» Exercise details
Determine how many of the lines below hold the word "tree". Give the number and nothing else.

══ Supplied records

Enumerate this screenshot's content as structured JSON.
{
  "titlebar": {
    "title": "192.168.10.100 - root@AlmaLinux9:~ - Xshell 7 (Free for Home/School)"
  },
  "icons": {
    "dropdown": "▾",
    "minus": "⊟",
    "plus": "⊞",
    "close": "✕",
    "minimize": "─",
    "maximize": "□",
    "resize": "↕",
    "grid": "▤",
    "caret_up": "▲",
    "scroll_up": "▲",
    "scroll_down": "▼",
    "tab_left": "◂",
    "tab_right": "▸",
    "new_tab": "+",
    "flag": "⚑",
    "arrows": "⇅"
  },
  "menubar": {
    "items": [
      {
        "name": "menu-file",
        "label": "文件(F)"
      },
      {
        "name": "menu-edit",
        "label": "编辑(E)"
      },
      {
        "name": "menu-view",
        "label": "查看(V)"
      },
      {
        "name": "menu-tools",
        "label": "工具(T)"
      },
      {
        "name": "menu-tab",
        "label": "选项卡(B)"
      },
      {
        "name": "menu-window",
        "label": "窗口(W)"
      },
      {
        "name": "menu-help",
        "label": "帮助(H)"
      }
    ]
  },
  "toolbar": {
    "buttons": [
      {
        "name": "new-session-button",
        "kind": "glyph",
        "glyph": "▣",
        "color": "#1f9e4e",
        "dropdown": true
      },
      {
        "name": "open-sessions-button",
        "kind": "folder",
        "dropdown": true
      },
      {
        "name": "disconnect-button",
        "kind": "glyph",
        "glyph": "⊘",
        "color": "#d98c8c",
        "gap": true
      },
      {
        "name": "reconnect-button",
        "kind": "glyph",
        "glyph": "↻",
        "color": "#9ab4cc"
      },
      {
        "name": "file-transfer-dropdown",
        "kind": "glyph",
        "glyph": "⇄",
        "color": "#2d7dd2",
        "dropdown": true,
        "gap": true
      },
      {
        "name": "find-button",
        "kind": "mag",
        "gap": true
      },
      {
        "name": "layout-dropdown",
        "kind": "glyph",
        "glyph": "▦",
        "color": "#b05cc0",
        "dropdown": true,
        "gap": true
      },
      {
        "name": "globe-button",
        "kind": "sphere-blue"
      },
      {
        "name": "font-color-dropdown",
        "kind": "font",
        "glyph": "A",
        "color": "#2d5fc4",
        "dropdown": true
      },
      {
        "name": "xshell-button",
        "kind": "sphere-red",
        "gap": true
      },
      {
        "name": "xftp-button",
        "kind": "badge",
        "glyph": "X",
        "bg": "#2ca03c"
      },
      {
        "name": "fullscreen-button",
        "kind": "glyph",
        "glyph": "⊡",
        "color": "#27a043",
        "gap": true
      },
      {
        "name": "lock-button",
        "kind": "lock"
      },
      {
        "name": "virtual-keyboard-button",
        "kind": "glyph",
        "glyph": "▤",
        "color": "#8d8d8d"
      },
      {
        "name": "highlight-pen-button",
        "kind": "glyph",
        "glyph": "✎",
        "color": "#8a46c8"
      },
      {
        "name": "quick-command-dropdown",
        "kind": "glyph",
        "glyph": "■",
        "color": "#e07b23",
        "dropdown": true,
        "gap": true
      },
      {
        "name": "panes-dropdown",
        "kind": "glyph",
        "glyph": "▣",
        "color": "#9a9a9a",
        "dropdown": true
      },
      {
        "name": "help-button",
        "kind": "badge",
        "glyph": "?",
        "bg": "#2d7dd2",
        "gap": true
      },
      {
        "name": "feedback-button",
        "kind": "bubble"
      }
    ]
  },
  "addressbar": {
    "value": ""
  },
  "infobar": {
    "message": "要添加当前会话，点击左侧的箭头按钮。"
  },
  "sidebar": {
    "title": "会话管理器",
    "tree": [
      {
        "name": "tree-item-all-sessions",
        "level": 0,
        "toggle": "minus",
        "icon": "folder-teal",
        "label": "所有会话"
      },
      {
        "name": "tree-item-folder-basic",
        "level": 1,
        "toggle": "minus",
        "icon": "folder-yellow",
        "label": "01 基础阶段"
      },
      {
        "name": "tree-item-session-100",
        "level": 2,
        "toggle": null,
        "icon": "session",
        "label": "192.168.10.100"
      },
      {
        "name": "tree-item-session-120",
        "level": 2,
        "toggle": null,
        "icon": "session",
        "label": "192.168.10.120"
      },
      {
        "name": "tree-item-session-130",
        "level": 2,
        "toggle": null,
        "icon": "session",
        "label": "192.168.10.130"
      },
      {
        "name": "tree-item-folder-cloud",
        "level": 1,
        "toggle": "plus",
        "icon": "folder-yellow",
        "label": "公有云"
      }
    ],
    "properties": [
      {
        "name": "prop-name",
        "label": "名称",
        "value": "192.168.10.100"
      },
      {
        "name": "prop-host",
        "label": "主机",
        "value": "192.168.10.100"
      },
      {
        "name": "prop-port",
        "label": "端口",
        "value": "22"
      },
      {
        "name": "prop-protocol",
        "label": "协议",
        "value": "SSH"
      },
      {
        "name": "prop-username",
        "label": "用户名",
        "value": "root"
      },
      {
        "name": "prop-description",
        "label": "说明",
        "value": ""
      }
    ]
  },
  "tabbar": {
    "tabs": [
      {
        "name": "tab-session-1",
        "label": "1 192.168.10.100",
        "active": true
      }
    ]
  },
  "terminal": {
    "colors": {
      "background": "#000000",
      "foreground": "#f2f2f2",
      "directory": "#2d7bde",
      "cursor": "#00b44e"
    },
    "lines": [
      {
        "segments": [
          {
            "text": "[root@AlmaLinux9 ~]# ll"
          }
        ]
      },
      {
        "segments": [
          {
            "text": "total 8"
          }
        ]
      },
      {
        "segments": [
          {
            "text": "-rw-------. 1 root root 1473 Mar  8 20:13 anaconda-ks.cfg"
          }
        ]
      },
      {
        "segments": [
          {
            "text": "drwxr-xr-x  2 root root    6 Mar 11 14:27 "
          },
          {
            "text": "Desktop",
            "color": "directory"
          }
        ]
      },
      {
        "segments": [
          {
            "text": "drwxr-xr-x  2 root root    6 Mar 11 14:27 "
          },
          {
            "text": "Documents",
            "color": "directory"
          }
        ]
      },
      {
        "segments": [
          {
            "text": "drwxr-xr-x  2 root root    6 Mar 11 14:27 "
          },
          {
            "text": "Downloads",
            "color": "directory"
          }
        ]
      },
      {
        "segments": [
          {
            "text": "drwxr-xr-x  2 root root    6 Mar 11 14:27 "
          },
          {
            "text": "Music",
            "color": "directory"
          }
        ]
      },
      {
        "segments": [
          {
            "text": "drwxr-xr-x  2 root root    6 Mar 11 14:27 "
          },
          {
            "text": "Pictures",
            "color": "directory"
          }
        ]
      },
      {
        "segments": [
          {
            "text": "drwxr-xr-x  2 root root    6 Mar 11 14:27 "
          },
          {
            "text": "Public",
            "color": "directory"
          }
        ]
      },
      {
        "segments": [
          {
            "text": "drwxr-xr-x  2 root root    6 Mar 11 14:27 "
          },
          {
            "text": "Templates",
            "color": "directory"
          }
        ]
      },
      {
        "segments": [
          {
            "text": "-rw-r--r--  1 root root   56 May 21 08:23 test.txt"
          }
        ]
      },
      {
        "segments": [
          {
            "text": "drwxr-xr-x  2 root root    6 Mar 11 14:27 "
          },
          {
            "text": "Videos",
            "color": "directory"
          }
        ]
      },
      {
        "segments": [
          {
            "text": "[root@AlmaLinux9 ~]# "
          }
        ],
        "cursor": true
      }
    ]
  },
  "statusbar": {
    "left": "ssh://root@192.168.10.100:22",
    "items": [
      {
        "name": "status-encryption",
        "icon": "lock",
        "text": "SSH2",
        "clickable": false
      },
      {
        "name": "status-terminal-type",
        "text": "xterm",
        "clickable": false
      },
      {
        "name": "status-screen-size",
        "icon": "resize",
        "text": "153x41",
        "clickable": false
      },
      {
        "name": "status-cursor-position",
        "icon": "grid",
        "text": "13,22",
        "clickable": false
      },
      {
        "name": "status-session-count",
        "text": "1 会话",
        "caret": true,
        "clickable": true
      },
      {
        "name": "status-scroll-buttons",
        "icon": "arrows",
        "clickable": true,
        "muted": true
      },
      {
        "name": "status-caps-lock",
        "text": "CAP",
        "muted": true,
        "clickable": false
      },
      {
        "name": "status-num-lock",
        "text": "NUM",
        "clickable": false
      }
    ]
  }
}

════

» Written answer
7